Go through the material below and please tally the lines that hold the word "Window"; the number alone is the answer.

Information given:
----------------
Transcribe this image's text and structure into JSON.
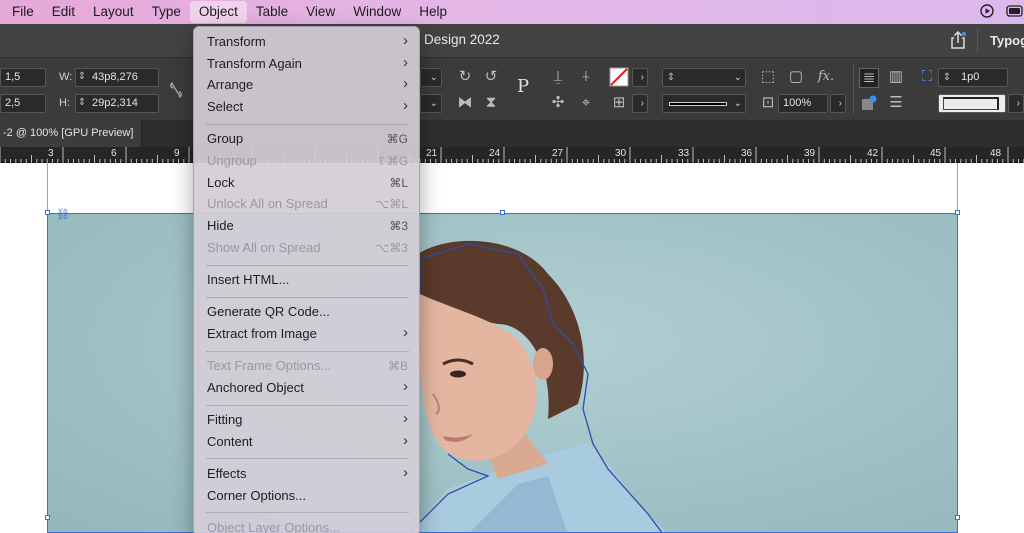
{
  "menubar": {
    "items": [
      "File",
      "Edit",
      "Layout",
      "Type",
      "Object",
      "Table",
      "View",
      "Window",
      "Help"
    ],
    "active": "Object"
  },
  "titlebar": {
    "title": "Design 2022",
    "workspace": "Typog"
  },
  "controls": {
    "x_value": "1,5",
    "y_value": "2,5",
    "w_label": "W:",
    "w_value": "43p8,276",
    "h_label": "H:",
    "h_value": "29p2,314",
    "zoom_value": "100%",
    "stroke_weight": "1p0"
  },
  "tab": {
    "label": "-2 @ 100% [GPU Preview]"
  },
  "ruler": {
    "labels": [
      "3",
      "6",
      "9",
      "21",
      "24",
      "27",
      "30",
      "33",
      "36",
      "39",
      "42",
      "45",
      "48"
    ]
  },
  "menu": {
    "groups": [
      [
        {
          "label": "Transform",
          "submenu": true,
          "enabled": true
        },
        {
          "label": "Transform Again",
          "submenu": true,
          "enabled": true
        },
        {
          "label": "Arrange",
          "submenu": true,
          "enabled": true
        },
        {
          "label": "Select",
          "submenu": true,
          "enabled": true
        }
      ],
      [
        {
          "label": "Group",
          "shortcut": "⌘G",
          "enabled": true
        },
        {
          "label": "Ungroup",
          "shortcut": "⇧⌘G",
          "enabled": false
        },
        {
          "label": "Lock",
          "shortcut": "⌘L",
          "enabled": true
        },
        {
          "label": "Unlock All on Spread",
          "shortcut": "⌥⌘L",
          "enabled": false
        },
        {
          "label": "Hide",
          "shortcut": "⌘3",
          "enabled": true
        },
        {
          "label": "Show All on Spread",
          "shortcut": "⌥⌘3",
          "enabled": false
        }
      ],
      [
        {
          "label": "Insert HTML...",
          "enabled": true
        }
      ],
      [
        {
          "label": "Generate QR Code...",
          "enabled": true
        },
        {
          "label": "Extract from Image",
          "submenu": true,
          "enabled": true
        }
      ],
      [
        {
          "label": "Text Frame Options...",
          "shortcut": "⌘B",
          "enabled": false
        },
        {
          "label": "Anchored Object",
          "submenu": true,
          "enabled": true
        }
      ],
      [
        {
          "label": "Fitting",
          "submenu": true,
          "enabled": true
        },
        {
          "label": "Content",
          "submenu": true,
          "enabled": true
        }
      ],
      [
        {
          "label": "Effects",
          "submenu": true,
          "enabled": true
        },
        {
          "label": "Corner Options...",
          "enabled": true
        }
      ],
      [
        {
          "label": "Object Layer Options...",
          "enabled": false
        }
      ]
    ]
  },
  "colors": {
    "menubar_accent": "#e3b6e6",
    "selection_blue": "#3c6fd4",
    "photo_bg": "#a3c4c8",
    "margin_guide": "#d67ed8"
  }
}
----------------
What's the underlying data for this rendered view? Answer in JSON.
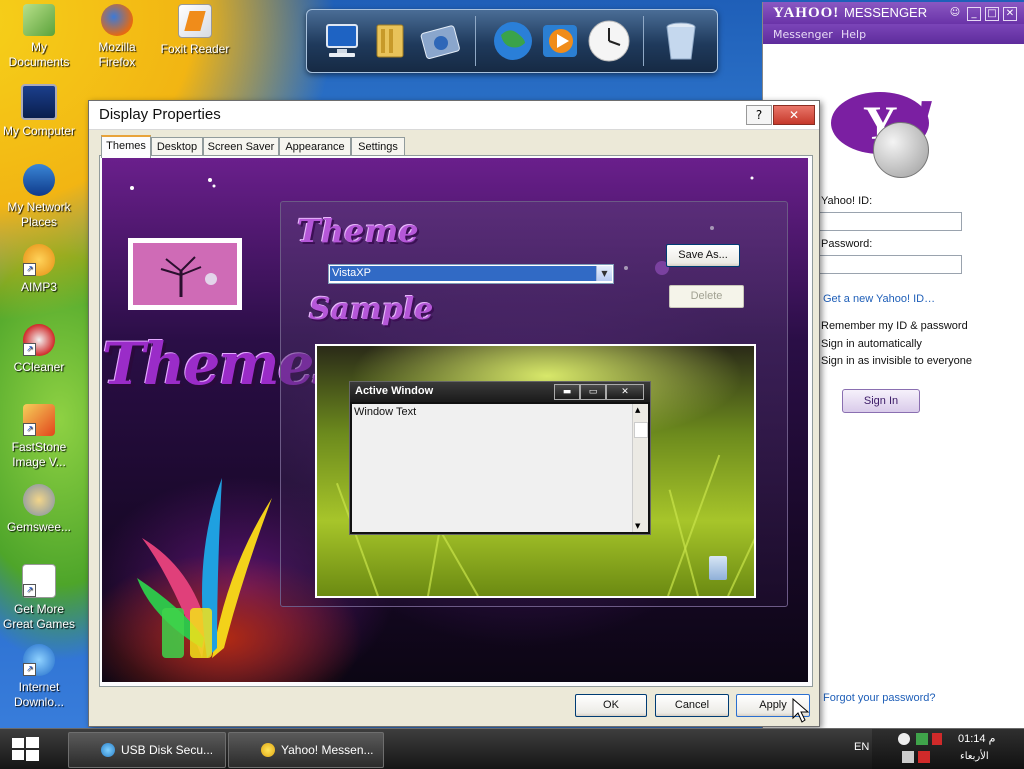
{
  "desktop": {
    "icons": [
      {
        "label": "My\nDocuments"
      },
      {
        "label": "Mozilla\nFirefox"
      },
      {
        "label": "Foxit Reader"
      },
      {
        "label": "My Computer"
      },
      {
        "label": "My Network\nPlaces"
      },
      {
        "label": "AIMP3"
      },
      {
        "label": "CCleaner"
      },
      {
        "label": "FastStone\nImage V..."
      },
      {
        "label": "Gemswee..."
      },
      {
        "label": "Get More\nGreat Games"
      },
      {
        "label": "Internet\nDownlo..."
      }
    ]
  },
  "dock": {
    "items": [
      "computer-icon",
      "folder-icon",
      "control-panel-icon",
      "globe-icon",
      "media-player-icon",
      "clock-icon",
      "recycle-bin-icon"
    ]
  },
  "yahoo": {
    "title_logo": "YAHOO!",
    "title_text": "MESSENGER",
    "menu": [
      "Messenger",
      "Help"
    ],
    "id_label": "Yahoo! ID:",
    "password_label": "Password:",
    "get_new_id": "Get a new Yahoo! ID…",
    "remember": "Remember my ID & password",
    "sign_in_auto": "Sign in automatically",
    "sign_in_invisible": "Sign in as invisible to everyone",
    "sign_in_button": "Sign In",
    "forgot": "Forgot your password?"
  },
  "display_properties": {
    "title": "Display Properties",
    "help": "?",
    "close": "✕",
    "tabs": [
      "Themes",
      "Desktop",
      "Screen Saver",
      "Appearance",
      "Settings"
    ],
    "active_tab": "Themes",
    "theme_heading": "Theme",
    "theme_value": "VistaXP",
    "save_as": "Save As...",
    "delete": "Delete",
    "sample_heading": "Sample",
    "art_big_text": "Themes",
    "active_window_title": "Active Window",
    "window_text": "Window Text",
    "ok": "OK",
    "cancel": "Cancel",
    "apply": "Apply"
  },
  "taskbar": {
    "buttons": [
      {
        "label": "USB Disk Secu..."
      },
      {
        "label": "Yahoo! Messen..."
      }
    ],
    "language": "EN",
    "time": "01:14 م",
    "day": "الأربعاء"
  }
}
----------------
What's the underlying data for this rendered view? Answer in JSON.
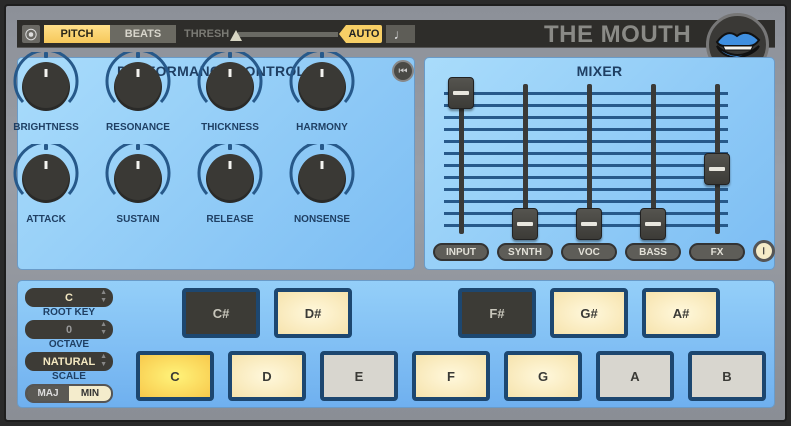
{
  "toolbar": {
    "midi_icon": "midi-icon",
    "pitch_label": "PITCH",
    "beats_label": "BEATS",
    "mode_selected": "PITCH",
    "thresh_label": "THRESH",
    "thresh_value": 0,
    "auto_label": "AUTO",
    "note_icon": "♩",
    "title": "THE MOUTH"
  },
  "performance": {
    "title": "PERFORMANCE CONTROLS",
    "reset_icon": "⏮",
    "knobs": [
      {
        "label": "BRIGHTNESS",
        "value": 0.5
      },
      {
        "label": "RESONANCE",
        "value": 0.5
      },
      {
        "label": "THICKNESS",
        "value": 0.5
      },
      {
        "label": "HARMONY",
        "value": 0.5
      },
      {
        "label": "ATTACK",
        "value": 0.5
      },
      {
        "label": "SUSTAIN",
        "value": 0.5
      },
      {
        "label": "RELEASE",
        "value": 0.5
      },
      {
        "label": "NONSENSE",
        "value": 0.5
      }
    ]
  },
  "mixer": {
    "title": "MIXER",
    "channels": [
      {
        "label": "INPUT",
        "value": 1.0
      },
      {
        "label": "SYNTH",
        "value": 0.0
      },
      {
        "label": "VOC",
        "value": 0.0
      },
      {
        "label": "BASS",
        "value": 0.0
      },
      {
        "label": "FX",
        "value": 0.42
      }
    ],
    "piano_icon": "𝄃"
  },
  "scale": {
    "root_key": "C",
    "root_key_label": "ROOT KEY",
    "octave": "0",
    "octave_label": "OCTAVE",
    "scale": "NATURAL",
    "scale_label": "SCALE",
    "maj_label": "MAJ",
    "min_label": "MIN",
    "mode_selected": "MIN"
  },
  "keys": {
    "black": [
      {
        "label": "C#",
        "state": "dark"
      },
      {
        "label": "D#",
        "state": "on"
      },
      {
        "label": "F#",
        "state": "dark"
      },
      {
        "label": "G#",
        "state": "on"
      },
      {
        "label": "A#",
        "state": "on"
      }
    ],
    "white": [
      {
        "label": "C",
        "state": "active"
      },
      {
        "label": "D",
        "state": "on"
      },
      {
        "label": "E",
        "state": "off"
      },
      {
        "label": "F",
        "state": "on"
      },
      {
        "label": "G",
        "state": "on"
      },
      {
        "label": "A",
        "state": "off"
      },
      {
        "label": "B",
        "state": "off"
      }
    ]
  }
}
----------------
Response box:
3